** RAW DATA follows **

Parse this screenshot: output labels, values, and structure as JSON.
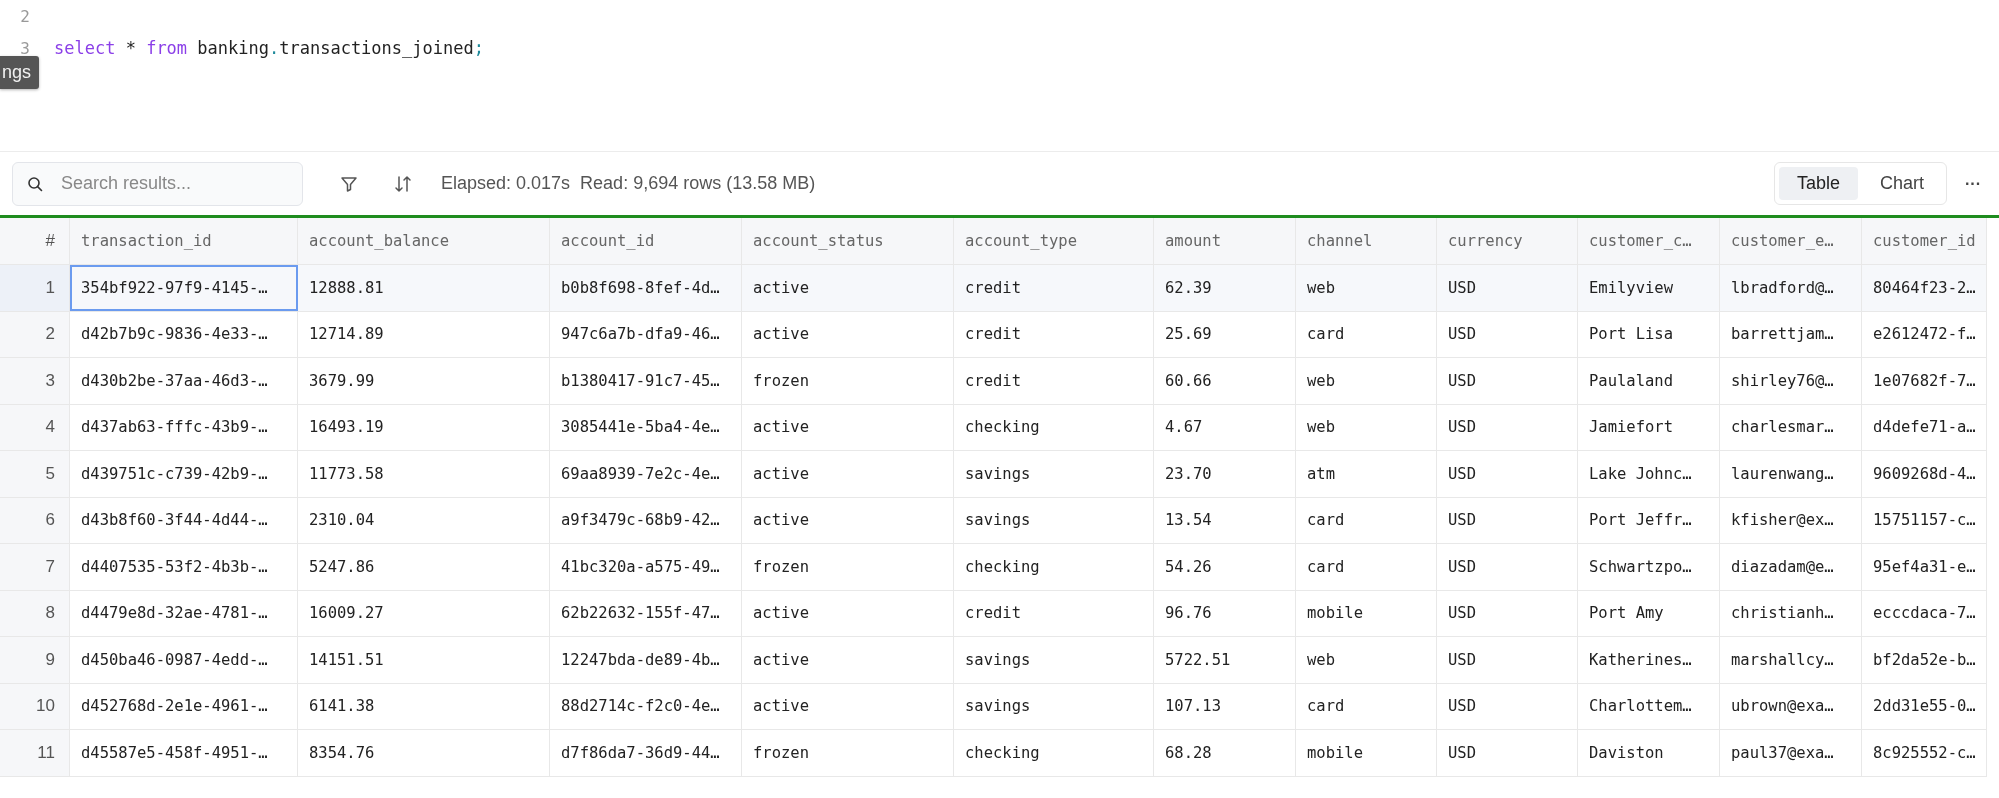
{
  "editor": {
    "lines": [
      {
        "number": "2"
      },
      {
        "number": "3",
        "tokens": [
          {
            "kind": "keyword",
            "text": "select"
          },
          {
            "kind": "plain",
            "text": " * "
          },
          {
            "kind": "keyword",
            "text": "from"
          },
          {
            "kind": "plain",
            "text": " banking"
          },
          {
            "kind": "punct",
            "text": "."
          },
          {
            "kind": "plain",
            "text": "transactions_joined"
          },
          {
            "kind": "punct",
            "text": ";"
          }
        ]
      }
    ],
    "tooltip": "ngs"
  },
  "toolbar": {
    "search": {
      "placeholder": "Search results..."
    },
    "status": "Elapsed: 0.017s  Read: 9,694 rows (13.58 MB)",
    "view_tabs": [
      {
        "label": "Table",
        "selected": true
      },
      {
        "label": "Chart",
        "selected": false
      }
    ],
    "more": "···"
  },
  "table": {
    "columns": [
      "#",
      "transaction_id",
      "account_balance",
      "account_id",
      "account_status",
      "account_type",
      "amount",
      "channel",
      "currency",
      "customer_c…",
      "customer_e…",
      "customer_id"
    ],
    "rows": [
      {
        "selected": true,
        "cells": [
          "1",
          "354bf922-97f9-4145-…",
          "12888.81",
          "b0b8f698-8fef-4d…",
          "active",
          "credit",
          "62.39",
          "web",
          "USD",
          "Emilyview",
          "lbradford@…",
          "80464f23-2…"
        ]
      },
      {
        "selected": false,
        "cells": [
          "2",
          "d42b7b9c-9836-4e33-…",
          "12714.89",
          "947c6a7b-dfa9-46…",
          "active",
          "credit",
          "25.69",
          "card",
          "USD",
          "Port Lisa",
          "barrettjam…",
          "e2612472-f…"
        ]
      },
      {
        "selected": false,
        "cells": [
          "3",
          "d430b2be-37aa-46d3-…",
          "3679.99",
          "b1380417-91c7-45…",
          "frozen",
          "credit",
          "60.66",
          "web",
          "USD",
          "Paulaland",
          "shirley76@…",
          "1e07682f-7…"
        ]
      },
      {
        "selected": false,
        "cells": [
          "4",
          "d437ab63-fffc-43b9-…",
          "16493.19",
          "3085441e-5ba4-4e…",
          "active",
          "checking",
          "4.67",
          "web",
          "USD",
          "Jamiefort",
          "charlesmar…",
          "d4defe71-a…"
        ]
      },
      {
        "selected": false,
        "cells": [
          "5",
          "d439751c-c739-42b9-…",
          "11773.58",
          "69aa8939-7e2c-4e…",
          "active",
          "savings",
          "23.70",
          "atm",
          "USD",
          "Lake Johnc…",
          "laurenwang…",
          "9609268d-4…"
        ]
      },
      {
        "selected": false,
        "cells": [
          "6",
          "d43b8f60-3f44-4d44-…",
          "2310.04",
          "a9f3479c-68b9-42…",
          "active",
          "savings",
          "13.54",
          "card",
          "USD",
          "Port Jeffr…",
          "kfisher@ex…",
          "15751157-c…"
        ]
      },
      {
        "selected": false,
        "cells": [
          "7",
          "d4407535-53f2-4b3b-…",
          "5247.86",
          "41bc320a-a575-49…",
          "frozen",
          "checking",
          "54.26",
          "card",
          "USD",
          "Schwartzpo…",
          "diazadam@e…",
          "95ef4a31-e…"
        ]
      },
      {
        "selected": false,
        "cells": [
          "8",
          "d4479e8d-32ae-4781-…",
          "16009.27",
          "62b22632-155f-47…",
          "active",
          "credit",
          "96.76",
          "mobile",
          "USD",
          "Port Amy",
          "christianh…",
          "ecccdaca-7…"
        ]
      },
      {
        "selected": false,
        "cells": [
          "9",
          "d450ba46-0987-4edd-…",
          "14151.51",
          "12247bda-de89-4b…",
          "active",
          "savings",
          "5722.51",
          "web",
          "USD",
          "Katherines…",
          "marshallcy…",
          "bf2da52e-b…"
        ]
      },
      {
        "selected": false,
        "cells": [
          "10",
          "d452768d-2e1e-4961-…",
          "6141.38",
          "88d2714c-f2c0-4e…",
          "active",
          "savings",
          "107.13",
          "card",
          "USD",
          "Charlottem…",
          "ubrown@exa…",
          "2dd31e55-0…"
        ]
      },
      {
        "selected": false,
        "cells": [
          "11",
          "d45587e5-458f-4951-…",
          "8354.76",
          "d7f86da7-36d9-44…",
          "frozen",
          "checking",
          "68.28",
          "mobile",
          "USD",
          "Daviston",
          "paul37@exa…",
          "8c925552-c…"
        ]
      }
    ]
  }
}
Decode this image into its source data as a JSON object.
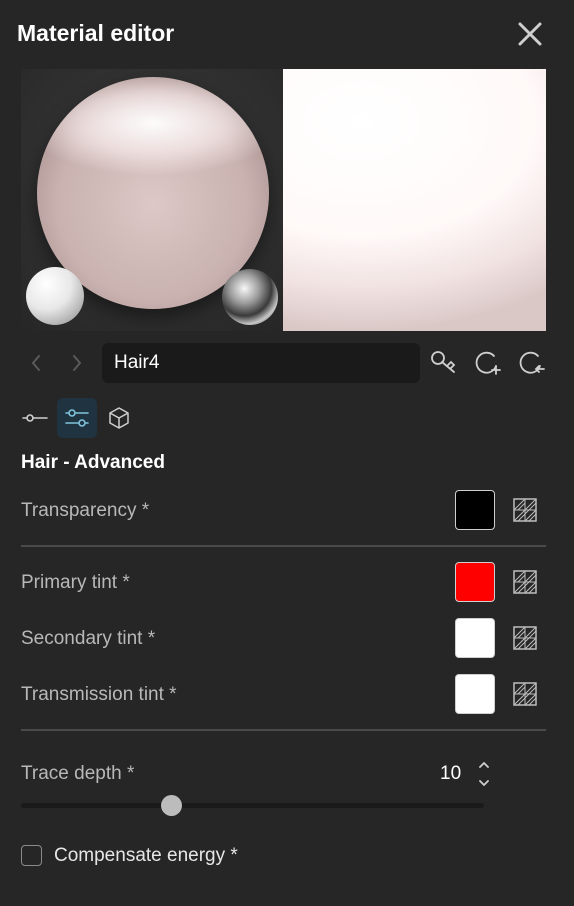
{
  "window": {
    "title": "Material editor"
  },
  "icons": {
    "close": "close-icon",
    "prev": "chevron-left-icon",
    "next": "chevron-right-icon",
    "picker": "eyedropper-icon",
    "add_material": "add-material-icon",
    "reset_material": "reset-material-icon",
    "tab_basic": "node-icon",
    "tab_advanced": "sliders-icon",
    "tab_3d": "cube-icon",
    "texture": "texture-icon",
    "spinner": "spinner-icon"
  },
  "material": {
    "name": "Hair4"
  },
  "tabs": {
    "active": "advanced"
  },
  "section": {
    "title": "Hair - Advanced"
  },
  "properties": {
    "transparency": {
      "label": "Transparency *",
      "color": "#000000"
    },
    "primary_tint": {
      "label": "Primary tint *",
      "color": "#ff0000"
    },
    "secondary_tint": {
      "label": "Secondary tint *",
      "color": "#ffffff"
    },
    "transmission_tint": {
      "label": "Transmission tint *",
      "color": "#ffffff"
    }
  },
  "trace_depth": {
    "label": "Trace depth *",
    "value": "10",
    "fraction": 0.325
  },
  "compensate_energy": {
    "label": "Compensate energy *",
    "checked": false
  },
  "colors": {
    "accent_tab": "#1f3440",
    "background": "#262626"
  }
}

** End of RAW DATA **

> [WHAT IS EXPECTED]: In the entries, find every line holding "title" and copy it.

> [ANSWER SPACE]:
    "title": "Material editor"
    "title": "Hair - Advanced"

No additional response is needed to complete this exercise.